Work task = Write out each entry again. Keep every word exactly as it is.

Working data =

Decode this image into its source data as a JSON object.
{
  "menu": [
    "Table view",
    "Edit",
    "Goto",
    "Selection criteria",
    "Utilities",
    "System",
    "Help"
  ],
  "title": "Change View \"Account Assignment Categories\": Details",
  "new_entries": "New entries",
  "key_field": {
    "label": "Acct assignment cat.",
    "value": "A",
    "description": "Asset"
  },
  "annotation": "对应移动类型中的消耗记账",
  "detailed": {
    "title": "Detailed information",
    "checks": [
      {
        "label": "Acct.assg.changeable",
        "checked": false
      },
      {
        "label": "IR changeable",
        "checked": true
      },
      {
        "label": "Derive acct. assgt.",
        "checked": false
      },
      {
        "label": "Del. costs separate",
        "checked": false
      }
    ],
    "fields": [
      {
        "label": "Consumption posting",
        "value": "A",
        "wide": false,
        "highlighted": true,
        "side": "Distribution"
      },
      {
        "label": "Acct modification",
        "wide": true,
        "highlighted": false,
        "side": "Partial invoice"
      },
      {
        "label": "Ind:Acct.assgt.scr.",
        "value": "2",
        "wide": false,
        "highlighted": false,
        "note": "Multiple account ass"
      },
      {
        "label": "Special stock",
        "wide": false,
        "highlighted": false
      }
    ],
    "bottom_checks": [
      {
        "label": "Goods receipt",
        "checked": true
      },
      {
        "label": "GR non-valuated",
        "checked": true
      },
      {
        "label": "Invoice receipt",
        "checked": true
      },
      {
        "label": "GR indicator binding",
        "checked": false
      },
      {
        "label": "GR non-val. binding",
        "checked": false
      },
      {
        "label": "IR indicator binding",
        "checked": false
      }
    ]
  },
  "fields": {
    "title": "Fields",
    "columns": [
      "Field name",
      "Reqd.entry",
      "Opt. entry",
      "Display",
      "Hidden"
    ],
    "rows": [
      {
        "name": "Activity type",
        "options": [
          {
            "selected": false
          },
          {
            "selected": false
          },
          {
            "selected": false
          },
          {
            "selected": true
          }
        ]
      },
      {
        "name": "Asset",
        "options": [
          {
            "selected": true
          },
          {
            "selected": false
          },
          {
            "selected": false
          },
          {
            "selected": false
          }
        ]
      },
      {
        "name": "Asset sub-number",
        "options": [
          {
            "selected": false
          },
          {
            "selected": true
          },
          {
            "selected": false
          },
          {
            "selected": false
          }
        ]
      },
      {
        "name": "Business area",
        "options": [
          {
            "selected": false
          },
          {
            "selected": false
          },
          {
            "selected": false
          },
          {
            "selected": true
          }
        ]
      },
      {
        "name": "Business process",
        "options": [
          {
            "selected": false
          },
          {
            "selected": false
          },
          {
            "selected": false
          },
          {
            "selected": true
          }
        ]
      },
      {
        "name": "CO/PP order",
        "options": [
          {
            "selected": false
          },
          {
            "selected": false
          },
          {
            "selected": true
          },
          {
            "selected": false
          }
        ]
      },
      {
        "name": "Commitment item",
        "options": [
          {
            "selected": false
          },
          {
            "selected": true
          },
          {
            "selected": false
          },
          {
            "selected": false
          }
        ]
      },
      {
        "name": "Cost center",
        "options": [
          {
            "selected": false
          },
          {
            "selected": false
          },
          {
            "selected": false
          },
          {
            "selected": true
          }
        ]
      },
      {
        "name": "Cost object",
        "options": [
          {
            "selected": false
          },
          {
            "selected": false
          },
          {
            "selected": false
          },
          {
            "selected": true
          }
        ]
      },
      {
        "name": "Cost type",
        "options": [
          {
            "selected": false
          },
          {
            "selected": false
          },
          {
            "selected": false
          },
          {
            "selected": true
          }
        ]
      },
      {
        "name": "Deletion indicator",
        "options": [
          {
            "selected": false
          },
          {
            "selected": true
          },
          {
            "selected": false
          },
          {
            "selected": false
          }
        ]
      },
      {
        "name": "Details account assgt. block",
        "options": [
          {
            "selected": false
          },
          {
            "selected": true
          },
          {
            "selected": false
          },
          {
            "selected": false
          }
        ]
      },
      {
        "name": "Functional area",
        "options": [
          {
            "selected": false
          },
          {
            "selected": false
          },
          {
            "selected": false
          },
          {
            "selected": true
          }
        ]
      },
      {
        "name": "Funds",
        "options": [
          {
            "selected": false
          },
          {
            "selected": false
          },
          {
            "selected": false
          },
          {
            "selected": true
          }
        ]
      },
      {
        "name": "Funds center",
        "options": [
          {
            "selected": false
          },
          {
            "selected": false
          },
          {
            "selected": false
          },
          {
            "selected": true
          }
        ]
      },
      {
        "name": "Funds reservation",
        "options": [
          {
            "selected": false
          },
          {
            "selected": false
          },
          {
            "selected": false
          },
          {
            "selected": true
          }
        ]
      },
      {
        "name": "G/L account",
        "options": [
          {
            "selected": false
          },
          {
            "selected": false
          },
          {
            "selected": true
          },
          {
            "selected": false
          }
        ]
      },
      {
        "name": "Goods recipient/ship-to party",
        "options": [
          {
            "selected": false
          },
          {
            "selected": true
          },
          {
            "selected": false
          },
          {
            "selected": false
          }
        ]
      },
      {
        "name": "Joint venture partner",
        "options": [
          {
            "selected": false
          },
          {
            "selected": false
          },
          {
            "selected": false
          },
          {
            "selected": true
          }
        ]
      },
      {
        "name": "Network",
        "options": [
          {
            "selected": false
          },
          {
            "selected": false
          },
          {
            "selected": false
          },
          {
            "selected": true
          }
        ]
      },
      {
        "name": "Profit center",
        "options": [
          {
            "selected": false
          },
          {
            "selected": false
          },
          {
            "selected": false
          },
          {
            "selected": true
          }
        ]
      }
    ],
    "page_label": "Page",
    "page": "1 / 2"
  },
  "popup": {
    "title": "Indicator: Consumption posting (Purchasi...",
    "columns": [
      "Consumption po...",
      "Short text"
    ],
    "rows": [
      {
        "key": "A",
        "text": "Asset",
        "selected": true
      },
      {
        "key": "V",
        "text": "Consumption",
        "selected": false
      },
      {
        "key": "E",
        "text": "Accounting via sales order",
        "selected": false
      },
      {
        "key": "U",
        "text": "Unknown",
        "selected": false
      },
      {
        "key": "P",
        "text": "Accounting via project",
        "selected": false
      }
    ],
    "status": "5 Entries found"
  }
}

Output for this exercise =
Decode this image into its source data as a JSON object.
{
  "menu": [
    "Table view",
    "Edit",
    "Goto",
    "Selection criteria",
    "Utilities",
    "System",
    "Help"
  ],
  "title": "Change View \"Account Assignment Categories\": Details",
  "new_entries": "New entries",
  "key_field": {
    "label": "Acct assignment cat.",
    "value": "A",
    "description": "Asset"
  },
  "annotation": "对应移动类型中的消耗记账",
  "detailed": {
    "title": "Detailed information",
    "checks": [
      {
        "label": "Acct.assg.changeable",
        "checked": false
      },
      {
        "label": "IR changeable",
        "checked": true
      },
      {
        "label": "Derive acct. assgt.",
        "checked": false
      },
      {
        "label": "Del. costs separate",
        "checked": false
      }
    ],
    "fields": [
      {
        "label": "Consumption posting",
        "value": "A",
        "wide": false,
        "highlighted": true,
        "side": "Distribution"
      },
      {
        "label": "Acct modification",
        "wide": true,
        "highlighted": false,
        "side": "Partial invoice"
      },
      {
        "label": "Ind:Acct.assgt.scr.",
        "value": "2",
        "wide": false,
        "highlighted": false,
        "note": "Multiple account ass"
      },
      {
        "label": "Special stock",
        "wide": false,
        "highlighted": false
      }
    ],
    "bottom_checks": [
      {
        "label": "Goods receipt",
        "checked": true
      },
      {
        "label": "GR non-valuated",
        "checked": true
      },
      {
        "label": "Invoice receipt",
        "checked": true
      },
      {
        "label": "GR indicator binding",
        "checked": false
      },
      {
        "label": "GR non-val. binding",
        "checked": false
      },
      {
        "label": "IR indicator binding",
        "checked": false
      }
    ]
  },
  "fields": {
    "title": "Fields",
    "columns": [
      "Field name",
      "Reqd.entry",
      "Opt. entry",
      "Display",
      "Hidden"
    ],
    "rows": [
      {
        "name": "Activity type",
        "options": [
          {
            "selected": false
          },
          {
            "selected": false
          },
          {
            "selected": false
          },
          {
            "selected": true
          }
        ]
      },
      {
        "name": "Asset",
        "options": [
          {
            "selected": true
          },
          {
            "selected": false
          },
          {
            "selected": false
          },
          {
            "selected": false
          }
        ]
      },
      {
        "name": "Asset sub-number",
        "options": [
          {
            "selected": false
          },
          {
            "selected": true
          },
          {
            "selected": false
          },
          {
            "selected": false
          }
        ]
      },
      {
        "name": "Business area",
        "options": [
          {
            "selected": false
          },
          {
            "selected": false
          },
          {
            "selected": false
          },
          {
            "selected": true
          }
        ]
      },
      {
        "name": "Business process",
        "options": [
          {
            "selected": false
          },
          {
            "selected": false
          },
          {
            "selected": false
          },
          {
            "selected": true
          }
        ]
      },
      {
        "name": "CO/PP order",
        "options": [
          {
            "selected": false
          },
          {
            "selected": false
          },
          {
            "selected": true
          },
          {
            "selected": false
          }
        ]
      },
      {
        "name": "Commitment item",
        "options": [
          {
            "selected": false
          },
          {
            "selected": true
          },
          {
            "selected": false
          },
          {
            "selected": false
          }
        ]
      },
      {
        "name": "Cost center",
        "options": [
          {
            "selected": false
          },
          {
            "selected": false
          },
          {
            "selected": false
          },
          {
            "selected": true
          }
        ]
      },
      {
        "name": "Cost object",
        "options": [
          {
            "selected": false
          },
          {
            "selected": false
          },
          {
            "selected": false
          },
          {
            "selected": true
          }
        ]
      },
      {
        "name": "Cost type",
        "options": [
          {
            "selected": false
          },
          {
            "selected": false
          },
          {
            "selected": false
          },
          {
            "selected": true
          }
        ]
      },
      {
        "name": "Deletion indicator",
        "options": [
          {
            "selected": false
          },
          {
            "selected": true
          },
          {
            "selected": false
          },
          {
            "selected": false
          }
        ]
      },
      {
        "name": "Details account assgt. block",
        "options": [
          {
            "selected": false
          },
          {
            "selected": true
          },
          {
            "selected": false
          },
          {
            "selected": false
          }
        ]
      },
      {
        "name": "Functional area",
        "options": [
          {
            "selected": false
          },
          {
            "selected": false
          },
          {
            "selected": false
          },
          {
            "selected": true
          }
        ]
      },
      {
        "name": "Funds",
        "options": [
          {
            "selected": false
          },
          {
            "selected": false
          },
          {
            "selected": false
          },
          {
            "selected": true
          }
        ]
      },
      {
        "name": "Funds center",
        "options": [
          {
            "selected": false
          },
          {
            "selected": false
          },
          {
            "selected": false
          },
          {
            "selected": true
          }
        ]
      },
      {
        "name": "Funds reservation",
        "options": [
          {
            "selected": false
          },
          {
            "selected": false
          },
          {
            "selected": false
          },
          {
            "selected": true
          }
        ]
      },
      {
        "name": "G/L account",
        "options": [
          {
            "selected": false
          },
          {
            "selected": false
          },
          {
            "selected": true
          },
          {
            "selected": false
          }
        ]
      },
      {
        "name": "Goods recipient/ship-to party",
        "options": [
          {
            "selected": false
          },
          {
            "selected": true
          },
          {
            "selected": false
          },
          {
            "selected": false
          }
        ]
      },
      {
        "name": "Joint venture partner",
        "options": [
          {
            "selected": false
          },
          {
            "selected": false
          },
          {
            "selected": false
          },
          {
            "selected": true
          }
        ]
      },
      {
        "name": "Network",
        "options": [
          {
            "selected": false
          },
          {
            "selected": false
          },
          {
            "selected": false
          },
          {
            "selected": true
          }
        ]
      },
      {
        "name": "Profit center",
        "options": [
          {
            "selected": false
          },
          {
            "selected": false
          },
          {
            "selected": false
          },
          {
            "selected": true
          }
        ]
      }
    ],
    "page_label": "Page",
    "page": "1 / 2"
  },
  "popup": {
    "title": "Indicator: Consumption posting (Purchasi...",
    "columns": [
      "Consumption po...",
      "Short text"
    ],
    "rows": [
      {
        "key": "A",
        "text": "Asset",
        "selected": true
      },
      {
        "key": "V",
        "text": "Consumption",
        "selected": false
      },
      {
        "key": "E",
        "text": "Accounting via sales order",
        "selected": false
      },
      {
        "key": "U",
        "text": "Unknown",
        "selected": false
      },
      {
        "key": "P",
        "text": "Accounting via project",
        "selected": false
      }
    ],
    "status": "5 Entries found"
  }
}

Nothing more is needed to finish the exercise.